The goal of architecture discovery is to reorganize the DSM to reflect the actual architecture. You can change the hierarchy in any way you wish: you can move elements from one place of the hierarchy to another; you can create additional structure within the hierarchy; you can delete the current structure; and you can rename elements.
Lattix Architect is an editor with the ability to Undo and Redo any of the edits. All changes you make are remembered in the Work List branch of the Navigator and can be exported to a variety of formats through Report –> Project Report.
In order to operate on a subsystem or a group of subsystems, select it and right click to bring up the context sensitive pop-up menu and choose Edit. Optionally, you can pull down the Edit Menu from the Menu Bar. Many of the common operations can also be selected directly from the icons on the Tool Bar.
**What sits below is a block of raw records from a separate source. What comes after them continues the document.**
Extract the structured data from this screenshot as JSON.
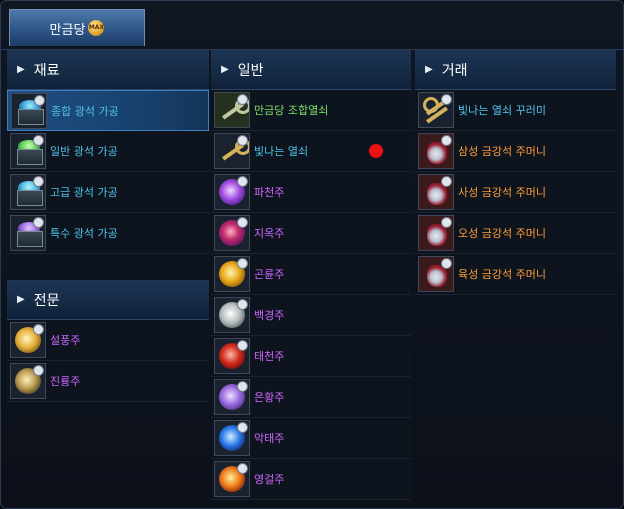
{
  "tab": {
    "label": "만금당",
    "badge": "MAX"
  },
  "columns": {
    "material": {
      "title": "재료",
      "items": [
        {
          "label": "종합 광석 가공",
          "icon": "ore-cart-icon",
          "color": "blue",
          "selected": true
        },
        {
          "label": "일반 광석 가공",
          "icon": "ore-cart-icon",
          "color": "blue"
        },
        {
          "label": "고급 광석 가공",
          "icon": "ore-cart-icon",
          "color": "blue"
        },
        {
          "label": "특수 광석 가공",
          "icon": "ore-cart-icon",
          "color": "blue"
        }
      ]
    },
    "special": {
      "title": "전문",
      "items": [
        {
          "label": "설풍주",
          "icon": "orb-icon",
          "color": "purple"
        },
        {
          "label": "진룡주",
          "icon": "orb-icon",
          "color": "purple"
        }
      ]
    },
    "general": {
      "title": "일반",
      "items": [
        {
          "label": "만금당 조합열쇠",
          "icon": "key-icon",
          "color": "green"
        },
        {
          "label": "빛나는 열쇠",
          "icon": "key-icon",
          "color": "blue",
          "notification": true
        },
        {
          "label": "파천주",
          "icon": "orb-icon",
          "color": "purple"
        },
        {
          "label": "지옥주",
          "icon": "orb-icon",
          "color": "purple"
        },
        {
          "label": "곤륜주",
          "icon": "orb-icon",
          "color": "purple"
        },
        {
          "label": "백경주",
          "icon": "orb-icon",
          "color": "purple"
        },
        {
          "label": "태천주",
          "icon": "orb-icon",
          "color": "purple"
        },
        {
          "label": "은황주",
          "icon": "orb-icon",
          "color": "purple"
        },
        {
          "label": "악태주",
          "icon": "orb-icon",
          "color": "purple"
        },
        {
          "label": "영걸주",
          "icon": "orb-icon",
          "color": "purple"
        }
      ]
    },
    "trade": {
      "title": "거래",
      "items": [
        {
          "label": "빛나는 열쇠 꾸러미",
          "icon": "key-bundle-icon",
          "color": "blue"
        },
        {
          "label": "삼성 금강석 주머니",
          "icon": "pouch-icon",
          "color": "orange"
        },
        {
          "label": "사성 금강석 주머니",
          "icon": "pouch-icon",
          "color": "orange"
        },
        {
          "label": "오성 금강석 주머니",
          "icon": "pouch-icon",
          "color": "orange"
        },
        {
          "label": "육성 금강석 주머니",
          "icon": "pouch-icon",
          "color": "orange"
        }
      ]
    }
  },
  "colors": {
    "blue": "#4fc3e8",
    "purple": "#cc66ff",
    "green": "#7ee06a",
    "orange": "#ff9d3a",
    "notification": "#ee1111"
  }
}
The DSM is recomputed every time you edit the hierarchy (the Calculator icon at the right of the tool bar allows you to turn off the recomputation). The following are some of the operations that are available.
Cut Subsystem: Mark selected subsystem(s) to be cut.
Paste Subsystem: Paste the cut subsystem(s) next to the selected subsystem. The cut subsystems are pasted at the same level of the hierarchy as the selected subsystem. The cut subsystems are placed sequentially next to the selected subsystem.
Paste Into Subsystem: Paste the cut subsystem(s) into the selected subsystem. The cut subsystems are inserted into the selected subsystem. As a result, the selected subsystem now becomes the new parent of the cut subsystem.
Create Subsystem: Create a subsystem at the same level of the hierarchy as the selected subsystem. The new subsystem is created sequentially next to the selected subsystem.
Create Subsystem in: Create a subsystem within the selected subsystem. The selected subsystem becomes a parent of the newly created subsystem.
Create Parent Subsystem for: A new subsystem is created and the selected subsystems are made the children of this newly created subsystem.
Edit Subsystem: Change the name of the subsystem and change any properties associated with the subsystem.
Delete Subsystem: The selected subsystems are deleted. The entire tree of subsystems is deleted.
Delete Subsystem retain children: The selected subsystem is deleted while retaining all its children. The children are moved up the hierarchy - they are now at the same level as their deleted parent.
In addition Move Up and Move Down allow the selected subsystem to be moved up or down.
The usage model for drag and drop is similar to Excel. Select the subsystem to be moved. Move your cursor within that subsystem close to the top or bottom boundary. You will see the cursor change to a move icon. Keeping the left mouse button pressed drag the subsystem to where you want to insert it. As you drag it, you can put it between two subsystems when the boundary between those two subsystems is highlighted. You can insert it into a subsystem when the entire boundary of a subsystem is highlighted.
Applying Algorithms within a DSM#
Lattix Architect provides a rich set of algorithms for architecture discovery and management. They help identify layering and componentization within the software system even after architectural intent has eroded. Large systems can be analyzed quickly by applying many of these algorithms and coupling them with an understanding of the software system being analyzed.
In order to apply a partitioning algorithm:
Select a subsystem.
Pull down the appropriate algorithm to apply from the partitioning icon on the toolbar.
The results of the partitioning algorithms are displayed as square boxes (called virtual partitions) within the DSM. Here is an example of how the results of the Component and Reachability Partitioner are displayed within the DSM:
Here partitioning helps determine:
Layering: The layered view of partition groups (called virtual partition) where the higher layer depends on the lower layer but not the other way round.
Strongly (or cyclically) connected components: These are the subsystems that are interconnected in such a way that there are dependency links that go from one subsystem to another.
Independent Components within a layer: These are subsystems within a layer which have no dependencies on each other.